Drought — above average this century, not as pronounced longer-term
Tropical Cyclones — average to below average
Tornadoes — Below average (since 2005)
Hail — Below average (since 2005)
Strong winds — above average (since 2005)
Fire — Average (since 2000)
Flooding and Extreme Precipitation — Data not yet available, but appears average
Let’s jump right into the data.
The graphs below (via NOAA) show U.S. maximum temperature trends for the past 100 years for the continuous U.S. states for June, July and August, arranged from top to bottom. In each month of the summer of 2022, U.S. maximum temperatures were higher than the long-term average.
June is ranked 14th of the past 100 years, July at 7th and and August at 17th.
You can also see that there is a slight upwards trends for June, no trend for July and a small trend for August. Of course, one can arrive at different trends by starting the analysis at different points. In general, trends will be much smaller if the period analyzed includes the 1930s — which were very extreme — and much larger of they start in the relatively cooler 1960s.
The year to date has seen a somewhat higher level of drought as compared to the post-2000 period, which you can see on the far right in the graph below.
The plot below integrates severity and areal extent and you can see that 2022 sits near the upper end of drought levels observed this century, but one would find it difficult to identify a strong trend over this short period.
The graph below shows a much longer-term perspective for the continuous U.S. over the past 100 years. Under this metric (the PSDI) drought across the lower-48 has actually decreased a bit on that time scale, but the trend is small. Once again the 1930s heavily influence any longer-term trend analysis.
Another perspective can be found in the graph below, which shows the proportion of the U.S. that is abnormally dry or abnormally wet.
Again, there is little hint of strong trends in the data, but there is some reason to believe that 2022 saw less areas of extreme wetness than observed earlier this century and throughout the longer-term record.
In an earlier post I documented how the 2022 North Atlantic hurricane season underperformed compared to seasonal forecasts published earlier this year. You can see that in the graph of cumulative ACE below (via Colorado State University). ACE refers to Accumulated Cyclone Energy and integrates intensity and frequency of storm activity.
Most metrics of North Atlantic hurricane activity were close to average or below average, as you you can see in the table below (via Colorado State University).

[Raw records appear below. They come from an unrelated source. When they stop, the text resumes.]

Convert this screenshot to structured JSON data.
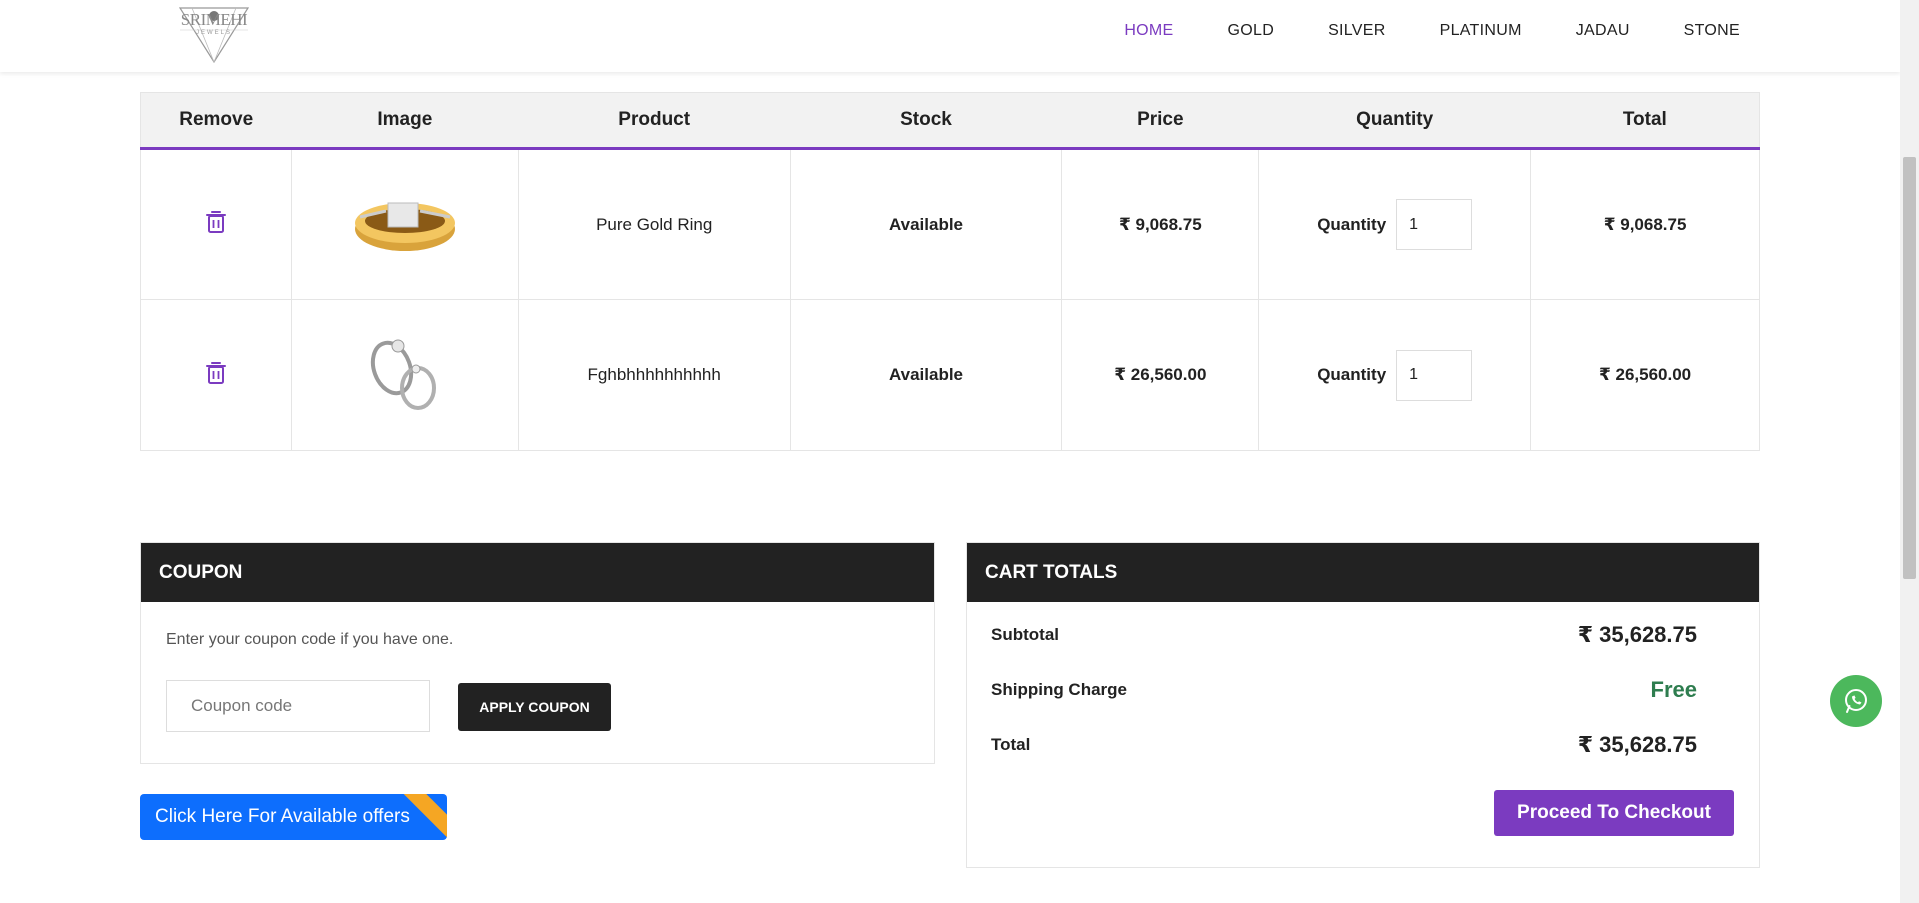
{
  "brand": {
    "name": "SRIMEHI",
    "sub": "JEWELS"
  },
  "nav": [
    {
      "label": "HOME",
      "active": true
    },
    {
      "label": "GOLD"
    },
    {
      "label": "SILVER"
    },
    {
      "label": "PLATINUM"
    },
    {
      "label": "JADAU"
    },
    {
      "label": "STONE"
    }
  ],
  "table": {
    "headers": [
      "Remove",
      "Image",
      "Product",
      "Stock",
      "Price",
      "Quantity",
      "Total"
    ],
    "rows": [
      {
        "product": "Pure Gold Ring",
        "stock": "Available",
        "price": "₹ 9,068.75",
        "qty_label": "Quantity",
        "qty": "1",
        "total": "₹ 9,068.75"
      },
      {
        "product": "Fghbhhhhhhhhhh",
        "stock": "Available",
        "price": "₹ 26,560.00",
        "qty_label": "Quantity",
        "qty": "1",
        "total": "₹ 26,560.00"
      }
    ]
  },
  "coupon": {
    "title": "COUPON",
    "text": "Enter your coupon code if you have one.",
    "placeholder": "Coupon code",
    "apply_label": "APPLY COUPON",
    "offers_label": "Click Here For Available offers"
  },
  "totals": {
    "title": "CART TOTALS",
    "subtotal_label": "Subtotal",
    "subtotal": "₹ 35,628.75",
    "shipping_label": "Shipping Charge",
    "shipping": "Free",
    "total_label": "Total",
    "total": "₹ 35,628.75",
    "checkout_label": "Proceed To Checkout"
  },
  "colors": {
    "accent": "#7b3bc0",
    "dark": "#222222",
    "success": "#2e7d4f",
    "offers": "#0d6efd",
    "whatsapp": "#4cb85c"
  },
  "icons": {
    "remove": "trash-icon",
    "whatsapp": "whatsapp-icon"
  }
}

However, the number of continental U.S. landfalls was at the long-term average for both all hurricanes (2 vs. an average of 1.8, since 1900) and major hurricanes (1 vs an average of 0.6). A few days ago, I looked at the hurricane damage of 2022 (mainly from Hurricane Ian) in longer-term context.
One interesting fact about extreme weather in the U.S. is that much of the past decade has seen below average tornado activity. You can see that in the figure below.
If you take a close look at the table in the upper-left of the graph, you’ll see that 10 of the past 11 years have seen below average tornado activity (since 2005), with 2022 (in red) continuing that trend. The last really big tornado year was 2011.
Another little appreciated extreme weather fact has been the relative lack of hail. Each of the past 11 years has been below average (since 2005). In fact, 2022 has the least hail since 2005, undercut only by 2021.
That tornadoes and hail would each show similar trends makes sense, as both are the result of convective storm activity.
Counter to the low levels of tornadoes and hail, 2022 saw slightly higher than average (since 2005) levels of extreme winds, as you can see in the figure below. For strong winds, 6 of the past 10 years have been below average.
For fire, 2022 was just about average since 2000 in terms of the number of fires, acres burned and acres per fire.
Flooding and Extreme Precipitation
Data that would allow an evaluation of 2022 is not available yet. Based on the various data that might be related, such as wet days and spatial extent of drought, my working hypothesis that each were likely around normal. I’ll update when data become available
Your comments, questions and suggestions are welcomed!